Assignment:
One line at a time, check the entries below for the word "Anmeldung", and copy each line that has it.

+ + + + +

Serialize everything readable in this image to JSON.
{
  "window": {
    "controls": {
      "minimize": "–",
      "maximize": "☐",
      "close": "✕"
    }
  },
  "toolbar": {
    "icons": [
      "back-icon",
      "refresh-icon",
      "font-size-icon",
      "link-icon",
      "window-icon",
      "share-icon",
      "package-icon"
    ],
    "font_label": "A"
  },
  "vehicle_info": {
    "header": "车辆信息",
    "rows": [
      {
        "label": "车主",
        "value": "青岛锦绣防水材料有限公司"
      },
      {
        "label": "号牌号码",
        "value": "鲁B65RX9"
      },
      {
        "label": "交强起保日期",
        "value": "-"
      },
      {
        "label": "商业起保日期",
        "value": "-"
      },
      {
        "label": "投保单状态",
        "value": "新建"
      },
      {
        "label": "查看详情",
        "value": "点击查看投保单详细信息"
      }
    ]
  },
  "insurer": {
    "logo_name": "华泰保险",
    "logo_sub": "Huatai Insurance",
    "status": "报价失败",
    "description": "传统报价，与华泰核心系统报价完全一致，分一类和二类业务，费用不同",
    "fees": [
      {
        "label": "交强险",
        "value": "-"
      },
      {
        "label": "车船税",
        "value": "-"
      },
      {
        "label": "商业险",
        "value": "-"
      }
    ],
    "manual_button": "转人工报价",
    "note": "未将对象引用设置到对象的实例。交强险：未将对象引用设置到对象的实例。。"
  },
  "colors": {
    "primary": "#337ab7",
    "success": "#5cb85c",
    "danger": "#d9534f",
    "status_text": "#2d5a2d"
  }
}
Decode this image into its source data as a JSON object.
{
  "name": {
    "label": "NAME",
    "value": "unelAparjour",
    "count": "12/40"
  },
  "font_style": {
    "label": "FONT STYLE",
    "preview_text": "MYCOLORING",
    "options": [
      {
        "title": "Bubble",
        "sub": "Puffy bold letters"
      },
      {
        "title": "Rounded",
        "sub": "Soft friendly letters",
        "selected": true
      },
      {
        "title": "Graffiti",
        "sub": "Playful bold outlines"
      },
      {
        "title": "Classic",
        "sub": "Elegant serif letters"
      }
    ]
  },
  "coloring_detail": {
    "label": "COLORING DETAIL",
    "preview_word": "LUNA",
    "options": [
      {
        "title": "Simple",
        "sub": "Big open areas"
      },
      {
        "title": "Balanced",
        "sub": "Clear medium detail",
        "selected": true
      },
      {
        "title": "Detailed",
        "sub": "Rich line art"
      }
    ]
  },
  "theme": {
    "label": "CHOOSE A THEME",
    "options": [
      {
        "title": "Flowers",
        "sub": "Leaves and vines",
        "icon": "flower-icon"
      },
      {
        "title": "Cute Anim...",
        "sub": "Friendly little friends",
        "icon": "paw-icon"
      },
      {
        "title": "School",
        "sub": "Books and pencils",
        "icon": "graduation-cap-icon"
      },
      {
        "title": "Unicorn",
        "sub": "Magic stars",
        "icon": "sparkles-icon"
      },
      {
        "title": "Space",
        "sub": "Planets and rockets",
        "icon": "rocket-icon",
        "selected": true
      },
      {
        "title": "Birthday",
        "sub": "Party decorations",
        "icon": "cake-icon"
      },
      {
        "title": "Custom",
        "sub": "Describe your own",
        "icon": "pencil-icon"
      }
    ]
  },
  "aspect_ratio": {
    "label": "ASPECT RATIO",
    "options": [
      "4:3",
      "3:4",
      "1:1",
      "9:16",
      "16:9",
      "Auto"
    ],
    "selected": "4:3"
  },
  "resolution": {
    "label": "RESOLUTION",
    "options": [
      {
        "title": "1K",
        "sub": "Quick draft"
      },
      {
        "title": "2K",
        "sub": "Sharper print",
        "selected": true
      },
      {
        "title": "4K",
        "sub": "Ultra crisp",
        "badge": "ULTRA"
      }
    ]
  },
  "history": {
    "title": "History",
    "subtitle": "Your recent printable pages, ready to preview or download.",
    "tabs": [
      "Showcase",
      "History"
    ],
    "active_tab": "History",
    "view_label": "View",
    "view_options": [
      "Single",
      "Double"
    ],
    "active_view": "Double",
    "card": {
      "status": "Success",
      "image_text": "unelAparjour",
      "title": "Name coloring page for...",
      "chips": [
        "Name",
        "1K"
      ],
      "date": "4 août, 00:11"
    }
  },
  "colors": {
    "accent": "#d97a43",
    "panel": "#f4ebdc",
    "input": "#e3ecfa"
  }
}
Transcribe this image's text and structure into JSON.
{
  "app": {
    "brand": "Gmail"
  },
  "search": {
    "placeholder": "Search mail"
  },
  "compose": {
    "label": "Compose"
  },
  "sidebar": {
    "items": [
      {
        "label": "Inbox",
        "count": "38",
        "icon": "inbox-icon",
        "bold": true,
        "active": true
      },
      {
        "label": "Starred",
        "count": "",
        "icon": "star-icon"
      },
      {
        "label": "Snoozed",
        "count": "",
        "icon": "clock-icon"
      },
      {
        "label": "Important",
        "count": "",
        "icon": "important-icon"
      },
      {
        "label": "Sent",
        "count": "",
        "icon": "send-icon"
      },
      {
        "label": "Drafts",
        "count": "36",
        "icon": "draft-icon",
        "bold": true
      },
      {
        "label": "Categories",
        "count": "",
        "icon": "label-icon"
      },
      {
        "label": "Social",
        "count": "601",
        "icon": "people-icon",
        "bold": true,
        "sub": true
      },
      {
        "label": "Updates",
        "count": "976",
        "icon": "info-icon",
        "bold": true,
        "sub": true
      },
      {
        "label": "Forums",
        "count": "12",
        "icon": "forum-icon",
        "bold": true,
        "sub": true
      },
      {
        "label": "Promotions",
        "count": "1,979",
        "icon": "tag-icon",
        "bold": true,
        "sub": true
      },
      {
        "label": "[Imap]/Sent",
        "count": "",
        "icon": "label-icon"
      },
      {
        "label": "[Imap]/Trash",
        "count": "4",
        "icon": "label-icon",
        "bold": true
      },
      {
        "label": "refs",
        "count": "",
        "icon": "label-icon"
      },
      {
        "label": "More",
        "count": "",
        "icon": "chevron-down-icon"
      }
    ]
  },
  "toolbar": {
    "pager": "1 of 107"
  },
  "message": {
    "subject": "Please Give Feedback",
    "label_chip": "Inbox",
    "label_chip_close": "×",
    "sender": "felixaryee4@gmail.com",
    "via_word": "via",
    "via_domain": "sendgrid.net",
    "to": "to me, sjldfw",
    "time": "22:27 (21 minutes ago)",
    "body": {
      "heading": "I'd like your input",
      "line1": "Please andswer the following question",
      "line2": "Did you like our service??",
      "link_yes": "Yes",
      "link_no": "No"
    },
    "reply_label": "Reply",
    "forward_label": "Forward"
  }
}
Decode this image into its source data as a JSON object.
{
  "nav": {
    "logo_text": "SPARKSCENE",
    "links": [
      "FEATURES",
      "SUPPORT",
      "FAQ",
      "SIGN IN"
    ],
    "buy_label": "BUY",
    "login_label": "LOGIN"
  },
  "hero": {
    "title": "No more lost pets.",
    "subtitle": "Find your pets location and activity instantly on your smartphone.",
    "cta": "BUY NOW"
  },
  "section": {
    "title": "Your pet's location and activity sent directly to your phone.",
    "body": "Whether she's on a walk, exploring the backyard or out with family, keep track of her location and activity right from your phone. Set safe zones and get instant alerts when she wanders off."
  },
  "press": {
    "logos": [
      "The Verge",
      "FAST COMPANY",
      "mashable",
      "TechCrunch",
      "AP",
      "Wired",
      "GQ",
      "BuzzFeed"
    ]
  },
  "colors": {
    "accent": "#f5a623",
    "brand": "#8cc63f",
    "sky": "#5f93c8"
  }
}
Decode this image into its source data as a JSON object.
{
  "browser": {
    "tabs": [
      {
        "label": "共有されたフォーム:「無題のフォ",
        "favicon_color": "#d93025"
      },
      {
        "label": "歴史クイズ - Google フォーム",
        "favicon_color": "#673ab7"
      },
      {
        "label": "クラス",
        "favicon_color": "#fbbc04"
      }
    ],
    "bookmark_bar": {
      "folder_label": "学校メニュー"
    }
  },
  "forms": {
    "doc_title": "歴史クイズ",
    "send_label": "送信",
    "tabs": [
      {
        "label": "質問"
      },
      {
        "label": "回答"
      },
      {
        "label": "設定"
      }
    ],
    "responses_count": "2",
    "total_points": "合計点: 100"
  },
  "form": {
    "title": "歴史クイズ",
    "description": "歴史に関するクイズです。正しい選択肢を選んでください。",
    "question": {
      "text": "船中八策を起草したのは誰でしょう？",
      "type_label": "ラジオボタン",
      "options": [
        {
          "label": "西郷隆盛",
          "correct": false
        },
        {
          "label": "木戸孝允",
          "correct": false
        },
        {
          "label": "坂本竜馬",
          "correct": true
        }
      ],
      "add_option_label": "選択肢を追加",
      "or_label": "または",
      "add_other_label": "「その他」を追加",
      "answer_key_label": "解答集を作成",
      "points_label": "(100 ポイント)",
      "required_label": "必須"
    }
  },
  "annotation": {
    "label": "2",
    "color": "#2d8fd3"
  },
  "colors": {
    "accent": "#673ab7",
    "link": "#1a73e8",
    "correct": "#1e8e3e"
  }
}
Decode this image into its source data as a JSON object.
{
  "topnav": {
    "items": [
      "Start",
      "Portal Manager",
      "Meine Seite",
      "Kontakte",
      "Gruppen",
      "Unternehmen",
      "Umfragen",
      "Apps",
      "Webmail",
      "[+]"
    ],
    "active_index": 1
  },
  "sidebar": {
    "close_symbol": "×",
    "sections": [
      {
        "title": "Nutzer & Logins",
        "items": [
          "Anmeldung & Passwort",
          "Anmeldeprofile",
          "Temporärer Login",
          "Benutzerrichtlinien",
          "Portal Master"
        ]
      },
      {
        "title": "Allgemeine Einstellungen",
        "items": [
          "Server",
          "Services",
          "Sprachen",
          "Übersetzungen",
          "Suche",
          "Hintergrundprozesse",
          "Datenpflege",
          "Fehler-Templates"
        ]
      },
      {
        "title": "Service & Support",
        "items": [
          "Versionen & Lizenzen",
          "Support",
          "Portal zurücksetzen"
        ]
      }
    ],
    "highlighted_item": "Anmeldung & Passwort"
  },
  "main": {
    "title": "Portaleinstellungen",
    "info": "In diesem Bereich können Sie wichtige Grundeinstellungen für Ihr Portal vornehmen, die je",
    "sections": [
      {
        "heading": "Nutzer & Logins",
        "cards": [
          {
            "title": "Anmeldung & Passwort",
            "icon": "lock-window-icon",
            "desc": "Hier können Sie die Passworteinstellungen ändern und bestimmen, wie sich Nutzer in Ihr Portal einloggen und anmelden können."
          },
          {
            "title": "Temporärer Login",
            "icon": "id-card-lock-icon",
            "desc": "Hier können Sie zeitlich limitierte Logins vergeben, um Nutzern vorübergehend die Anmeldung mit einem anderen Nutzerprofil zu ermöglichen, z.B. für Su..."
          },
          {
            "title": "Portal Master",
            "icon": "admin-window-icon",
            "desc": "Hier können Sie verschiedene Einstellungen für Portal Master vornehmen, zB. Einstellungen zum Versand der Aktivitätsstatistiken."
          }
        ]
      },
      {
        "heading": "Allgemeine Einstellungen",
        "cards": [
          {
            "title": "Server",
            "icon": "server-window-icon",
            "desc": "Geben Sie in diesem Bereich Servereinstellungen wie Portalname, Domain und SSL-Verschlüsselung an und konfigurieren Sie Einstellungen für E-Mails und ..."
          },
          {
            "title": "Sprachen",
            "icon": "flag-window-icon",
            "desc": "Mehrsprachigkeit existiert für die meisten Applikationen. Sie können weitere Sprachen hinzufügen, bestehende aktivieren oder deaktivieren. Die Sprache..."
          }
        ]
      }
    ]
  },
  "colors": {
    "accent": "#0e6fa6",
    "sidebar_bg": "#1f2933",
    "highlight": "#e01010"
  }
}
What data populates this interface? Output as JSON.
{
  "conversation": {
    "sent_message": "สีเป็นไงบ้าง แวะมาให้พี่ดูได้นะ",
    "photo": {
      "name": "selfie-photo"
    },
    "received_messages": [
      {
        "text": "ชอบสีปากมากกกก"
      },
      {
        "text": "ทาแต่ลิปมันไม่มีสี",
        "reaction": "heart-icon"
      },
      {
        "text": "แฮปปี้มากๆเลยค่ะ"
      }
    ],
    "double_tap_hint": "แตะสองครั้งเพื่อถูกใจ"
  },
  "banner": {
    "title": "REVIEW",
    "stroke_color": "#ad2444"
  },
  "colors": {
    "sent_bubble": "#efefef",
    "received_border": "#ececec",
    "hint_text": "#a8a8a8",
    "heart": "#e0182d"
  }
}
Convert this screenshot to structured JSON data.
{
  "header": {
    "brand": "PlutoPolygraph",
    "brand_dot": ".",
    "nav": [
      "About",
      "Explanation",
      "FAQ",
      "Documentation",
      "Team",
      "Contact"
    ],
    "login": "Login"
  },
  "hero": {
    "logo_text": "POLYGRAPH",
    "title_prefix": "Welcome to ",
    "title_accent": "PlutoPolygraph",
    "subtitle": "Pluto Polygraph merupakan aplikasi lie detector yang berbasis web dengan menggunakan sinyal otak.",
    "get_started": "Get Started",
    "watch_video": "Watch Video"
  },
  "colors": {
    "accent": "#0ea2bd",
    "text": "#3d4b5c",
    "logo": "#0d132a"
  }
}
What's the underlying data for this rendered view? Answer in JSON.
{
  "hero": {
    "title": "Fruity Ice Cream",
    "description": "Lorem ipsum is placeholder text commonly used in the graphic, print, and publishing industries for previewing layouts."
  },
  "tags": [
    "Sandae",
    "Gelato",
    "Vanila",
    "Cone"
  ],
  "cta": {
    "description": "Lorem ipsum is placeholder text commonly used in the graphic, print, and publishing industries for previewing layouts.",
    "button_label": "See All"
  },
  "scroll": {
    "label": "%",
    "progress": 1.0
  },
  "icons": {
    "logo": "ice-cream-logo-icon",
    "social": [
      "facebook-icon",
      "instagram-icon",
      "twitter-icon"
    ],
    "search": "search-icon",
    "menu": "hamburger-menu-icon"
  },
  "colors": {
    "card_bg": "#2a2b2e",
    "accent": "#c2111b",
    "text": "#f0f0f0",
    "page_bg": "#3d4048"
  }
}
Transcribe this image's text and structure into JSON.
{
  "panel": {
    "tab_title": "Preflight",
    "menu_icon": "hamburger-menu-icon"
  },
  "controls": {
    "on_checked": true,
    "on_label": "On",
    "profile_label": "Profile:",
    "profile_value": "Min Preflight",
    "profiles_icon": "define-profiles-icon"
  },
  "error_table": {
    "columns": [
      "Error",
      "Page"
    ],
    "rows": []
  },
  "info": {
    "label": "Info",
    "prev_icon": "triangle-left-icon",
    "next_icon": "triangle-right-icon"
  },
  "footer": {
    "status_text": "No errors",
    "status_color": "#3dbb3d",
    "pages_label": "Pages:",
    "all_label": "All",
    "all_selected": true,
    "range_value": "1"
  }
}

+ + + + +

Output below:
          "Anmeldung & Passwort",
    "highlighted_item": "Anmeldung & Passwort"
            "title": "Anmeldung & Passwort",
            "desc": "Hier können Sie zeitlich limitierte Logins vergeben, um Nutzern vorübergehend die Anmeldung mit einem anderen Nutzerprofil zu ermöglichen, z.B. für Su..."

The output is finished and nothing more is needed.